Over the years I've heard numerous betrayed spouses ask some variation or other of the question, "What is good recovery from sex addiction, what does it look like?"
Over the next two weeks I thought I'd share a resource I've developed for sex addicts in recovery. Interestingly, I think there might be a lot of cross-over application for those of us healing from betrayal trauma... at least in time.
Recovery and Maturity
While it can be very easy to become focused on “stopping the porn” or other forms of acting out, a far better goal for sex addiction recovery is maturity. In Slaying the Monster: Six Battles Strategies to Overcome Pornography, Marcus Warner argues that overcoming addiction is actually a by-product of maturity. I’d add that maturity equals good recovery and also results in a fulfilling life and relationships.
Maturity develops as the person with the addiction:
- Stops the behaviours of acting out/acting in
- Confronts the character issues that come with addictive behaviour (e.g. cognitive distortions, selfishness, shame-based identity, victim thinking, narcissism)
- Develops a healthy lifestyle that promotes healing and maturity
The steps above aren’t actually linear: each one supports the other in (hopefully) an upward spiral.
A Rule of Life
Regarding the last bullet above, Peter Scazzero in the bestselling book Emotionally Healthy Spirituality, lists the elements of a healthy lifestyle. I’ve adapted these slightly to create the following list:
- Scripture: reading, meditating
- Silence and solitude: quiet times in the day to “sit with God” and be still in thought and heart
- Daily office: scheduled moments of connection with God, can be combined with exercise, artistic expression, time in nature, etc.
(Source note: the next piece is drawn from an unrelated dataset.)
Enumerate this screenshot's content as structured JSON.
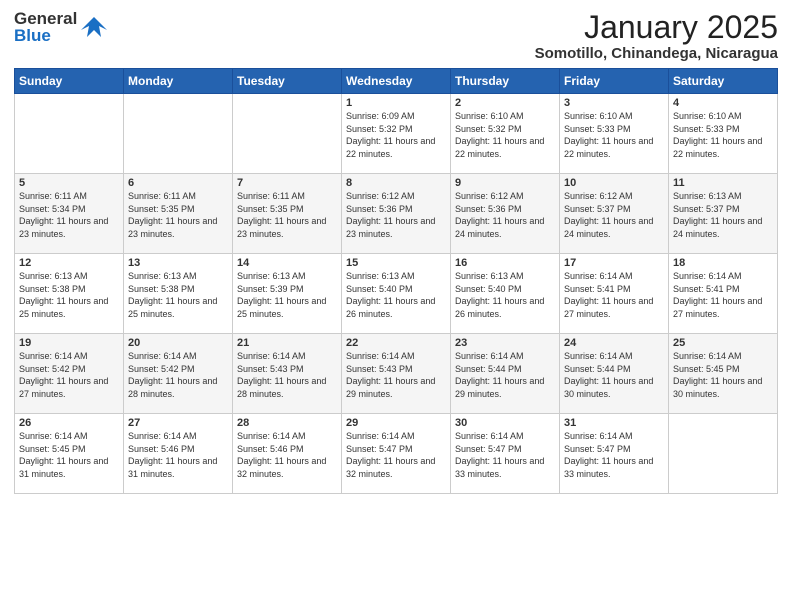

- Study: digging deeper into scripture or Christian principles (e.g. lectio divina or a "Daily Bread” worksheet, bible studies, devotionals, inspirational writing)
- Sabbath: weekly time off from working, but also seasonally through holidays/vacation
- Simplicity: making choices to lighten our own load and free up our time for connection with God, others and self
- Play and recreation: an important, but often neglected, part of recovery
- Emotional health: developing greater relational joy and engaging with people on an emotional level (e.g., empathic listening, smiling, using appropriate boundaries, helping, honesty, transparency)
- Family: spending time serving, relating to, thinking about (including making positive comparisons about your wife), praying with, and playing with the various members of your family
- Community: finding or building a healthy group that shares your values and where you “belong” (your support group may be this group, or meet some of your needs in this area, but this group needs to be “your people” on more levels than just accountability)
Regarding this last point, Warner writes:
“Ask God to help you begin building an identity group of your own. These people may be local, or they may be spread out across the world. The point is that you have access to them, and they are the sort of people you can count on to deal gently with your weakness and encourage you to be the best version of yourself.”
He goes on to say that the ideal team is one of between three and nine people who: are accessible, have a commitment to values such as authenticity, Christian character development and also have similar goals such as recovery (not simply sobriety), maturity, spiritual growth, etc.
Next week I'll continue with more points from Peter and also some pointers on how to get started.